##### Input records

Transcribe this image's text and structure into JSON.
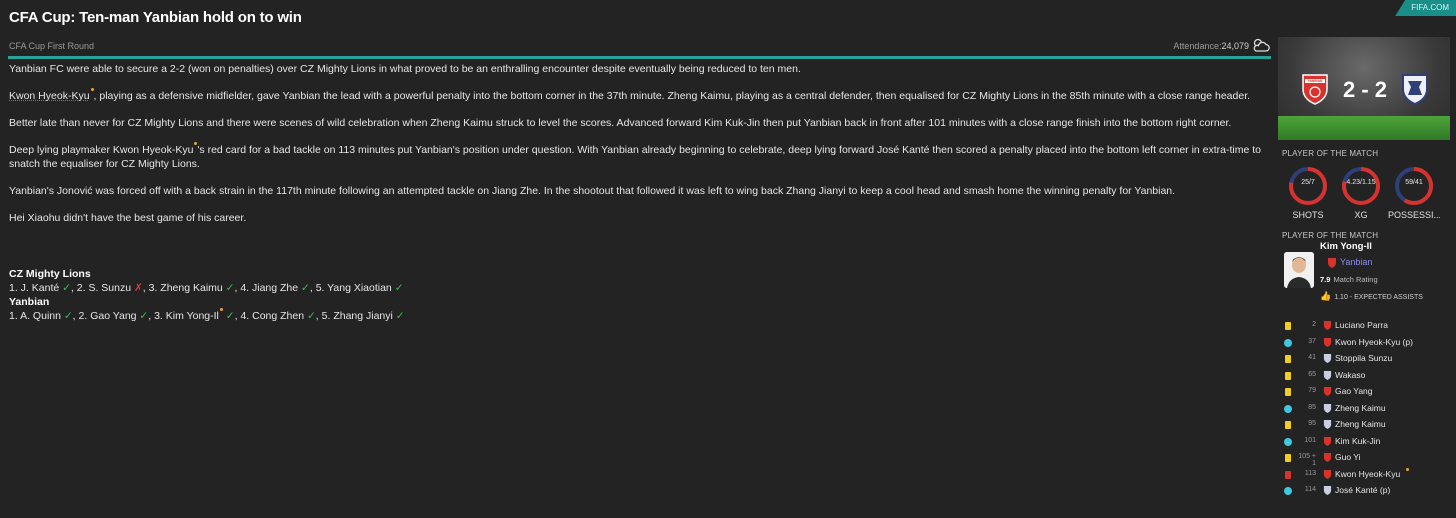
{
  "header": {
    "title": "CFA Cup: Ten-man Yanbian hold on to win",
    "source_tag": "FIFA.COM"
  },
  "subbar": {
    "competition": "CFA Cup First Round",
    "attendance_label": "Attendance:",
    "attendance_value": "24,079",
    "weather_icon": "partly-cloudy-icon"
  },
  "article": {
    "p1": "Yanbian FC were able to secure a 2-2 (won on penalties) over CZ Mighty Lions in what proved to be an enthralling encounter despite eventually being reduced to ten men.",
    "p2a": "Kwon Hyeok-Kyu",
    "p2b": ", playing as a defensive midfielder, gave Yanbian the lead with a powerful penalty into the bottom corner in the 37th minute. Zheng Kaimu, playing as a central defender, then equalised for CZ Mighty Lions in the 85th minute with a close range header.",
    "p3": "Better late than never for CZ Mighty Lions and there were scenes of wild celebration when Zheng Kaimu struck to level the scores. Advanced forward Kim Kuk-Jin then put Yanbian back in front after 101 minutes with a close range finish into the bottom right corner.",
    "p4a": "Deep lying playmaker Kwon Hyeok-Kyu",
    "p4b": "'s red card for a bad tackle on 113 minutes put Yanbian's position under question. With Yanbian already beginning to celebrate, deep lying forward José Kanté then scored a penalty placed into the bottom left corner in extra-time to snatch the equaliser for CZ Mighty Lions.",
    "p5": "Yanbian's Jonović was forced off with a back strain in the 117th minute following an attempted tackle on Jiang Zhe. In the shootout that followed it was left to wing back Zhang Jianyi to keep a cool head and smash home the winning penalty for Yanbian.",
    "p6": "Hei Xiaohu didn't have the best game of his career."
  },
  "penalties": {
    "team1": "CZ Mighty Lions",
    "team1_takers": [
      {
        "label": "1. J. Kanté",
        "result": "✓"
      },
      {
        "label": "2. S. Sunzu",
        "result": "✗"
      },
      {
        "label": "3. Zheng Kaimu",
        "result": "✓"
      },
      {
        "label": "4. Jiang Zhe",
        "result": "✓"
      },
      {
        "label": "5. Yang Xiaotian",
        "result": "✓"
      }
    ],
    "team2": "Yanbian",
    "team2_takers": [
      {
        "label": "1. A. Quinn",
        "result": "✓"
      },
      {
        "label": "2. Gao Yang",
        "result": "✓"
      },
      {
        "label": "3. Kim Yong-Il",
        "result": "✓"
      },
      {
        "label": "4. Cong Zhen",
        "result": "✓"
      },
      {
        "label": "5. Zhang Jianyi",
        "result": "✓"
      }
    ]
  },
  "scoreboard": {
    "home_short": "YANBIAN",
    "score": "2 - 2",
    "home_color": "#d8322c",
    "away_color": "#2f3f7a"
  },
  "stats": {
    "section_label": "PLAYER OF THE MATCH",
    "items": [
      {
        "value": "25/7",
        "label": "SHOTS",
        "home_share": 0.78
      },
      {
        "value": "4.23/1.15",
        "label": "XG",
        "home_share": 0.79
      },
      {
        "value": "59/41",
        "label": "POSSESSI...",
        "home_share": 0.59
      }
    ]
  },
  "potm": {
    "section_label": "PLAYER OF THE MATCH",
    "name": "Kim Yong-Il",
    "team": "Yanbian",
    "rating": "7.9",
    "rating_label": "Match Rating",
    "xa": "1.10 - EXPECTED ASSISTS"
  },
  "events": [
    {
      "type": "yellow",
      "minute": "2",
      "team": "home",
      "player": "Luciano Parra"
    },
    {
      "type": "goal",
      "minute": "37",
      "team": "home",
      "player": "Kwon Hyeok-Kyu (p)"
    },
    {
      "type": "yellow",
      "minute": "41",
      "team": "away",
      "player": "Stoppila Sunzu"
    },
    {
      "type": "yellow",
      "minute": "65",
      "team": "away",
      "player": "Wakaso"
    },
    {
      "type": "yellow",
      "minute": "79",
      "team": "home",
      "player": "Gao Yang"
    },
    {
      "type": "goal",
      "minute": "85",
      "team": "away",
      "player": "Zheng Kaimu"
    },
    {
      "type": "yellow",
      "minute": "95",
      "team": "away",
      "player": "Zheng Kaimu"
    },
    {
      "type": "goal",
      "minute": "101",
      "team": "home",
      "player": "Kim Kuk-Jin"
    },
    {
      "type": "yellow",
      "minute": "105 + 1",
      "team": "home",
      "player": "Guo Yi"
    },
    {
      "type": "red",
      "minute": "113",
      "team": "home",
      "player": "Kwon Hyeok-Kyu"
    },
    {
      "type": "goal",
      "minute": "114",
      "team": "away",
      "player": "José Kanté (p)"
    }
  ]
}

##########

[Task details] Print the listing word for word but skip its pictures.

[Task output]
Transcribe this image's text and structure into JSON.
{
  "header": {
    "title": "CFA Cup: Ten-man Yanbian hold on to win",
    "source_tag": "FIFA.COM"
  },
  "subbar": {
    "competition": "CFA Cup First Round",
    "attendance_label": "Attendance:",
    "attendance_value": "24,079",
    "weather_icon": "partly-cloudy-icon"
  },
  "article": {
    "p1": "Yanbian FC were able to secure a 2-2 (won on penalties) over CZ Mighty Lions in what proved to be an enthralling encounter despite eventually being reduced to ten men.",
    "p2a": "Kwon Hyeok-Kyu",
    "p2b": ", playing as a defensive midfielder, gave Yanbian the lead with a powerful penalty into the bottom corner in the 37th minute. Zheng Kaimu, playing as a central defender, then equalised for CZ Mighty Lions in the 85th minute with a close range header.",
    "p3": "Better late than never for CZ Mighty Lions and there were scenes of wild celebration when Zheng Kaimu struck to level the scores. Advanced forward Kim Kuk-Jin then put Yanbian back in front after 101 minutes with a close range finish into the bottom right corner.",
    "p4a": "Deep lying playmaker Kwon Hyeok-Kyu",
    "p4b": "'s red card for a bad tackle on 113 minutes put Yanbian's position under question. With Yanbian already beginning to celebrate, deep lying forward José Kanté then scored a penalty placed into the bottom left corner in extra-time to snatch the equaliser for CZ Mighty Lions.",
    "p5": "Yanbian's Jonović was forced off with a back strain in the 117th minute following an attempted tackle on Jiang Zhe. In the shootout that followed it was left to wing back Zhang Jianyi to keep a cool head and smash home the winning penalty for Yanbian.",
    "p6": "Hei Xiaohu didn't have the best game of his career."
  },
  "penalties": {
    "team1": "CZ Mighty Lions",
    "team1_takers": [
      {
        "label": "1. J. Kanté",
        "result": "✓"
      },
      {
        "label": "2. S. Sunzu",
        "result": "✗"
      },
      {
        "label": "3. Zheng Kaimu",
        "result": "✓"
      },
      {
        "label": "4. Jiang Zhe",
        "result": "✓"
      },
      {
        "label": "5. Yang Xiaotian",
        "result": "✓"
      }
    ],
    "team2": "Yanbian",
    "team2_takers": [
      {
        "label": "1. A. Quinn",
        "result": "✓"
      },
      {
        "label": "2. Gao Yang",
        "result": "✓"
      },
      {
        "label": "3. Kim Yong-Il",
        "result": "✓"
      },
      {
        "label": "4. Cong Zhen",
        "result": "✓"
      },
      {
        "label": "5. Zhang Jianyi",
        "result": "✓"
      }
    ]
  },
  "scoreboard": {
    "home_short": "YANBIAN",
    "score": "2 - 2",
    "home_color": "#d8322c",
    "away_color": "#2f3f7a"
  },
  "stats": {
    "section_label": "PLAYER OF THE MATCH",
    "items": [
      {
        "value": "25/7",
        "label": "SHOTS",
        "home_share": 0.78
      },
      {
        "value": "4.23/1.15",
        "label": "XG",
        "home_share": 0.79
      },
      {
        "value": "59/41",
        "label": "POSSESSI...",
        "home_share": 0.59
      }
    ]
  },
  "potm": {
    "section_label": "PLAYER OF THE MATCH",
    "name": "Kim Yong-Il",
    "team": "Yanbian",
    "rating": "7.9",
    "rating_label": "Match Rating",
    "xa": "1.10 - EXPECTED ASSISTS"
  },
  "events": [
    {
      "type": "yellow",
      "minute": "2",
      "team": "home",
      "player": "Luciano Parra"
    },
    {
      "type": "goal",
      "minute": "37",
      "team": "home",
      "player": "Kwon Hyeok-Kyu (p)"
    },
    {
      "type": "yellow",
      "minute": "41",
      "team": "away",
      "player": "Stoppila Sunzu"
    },
    {
      "type": "yellow",
      "minute": "65",
      "team": "away",
      "player": "Wakaso"
    },
    {
      "type": "yellow",
      "minute": "79",
      "team": "home",
      "player": "Gao Yang"
    },
    {
      "type": "goal",
      "minute": "85",
      "team": "away",
      "player": "Zheng Kaimu"
    },
    {
      "type": "yellow",
      "minute": "95",
      "team": "away",
      "player": "Zheng Kaimu"
    },
    {
      "type": "goal",
      "minute": "101",
      "team": "home",
      "player": "Kim Kuk-Jin"
    },
    {
      "type": "yellow",
      "minute": "105 + 1",
      "team": "home",
      "player": "Guo Yi"
    },
    {
      "type": "red",
      "minute": "113",
      "team": "home",
      "player": "Kwon Hyeok-Kyu"
    },
    {
      "type": "goal",
      "minute": "114",
      "team": "away",
      "player": "José Kanté (p)"
    }
  ]
}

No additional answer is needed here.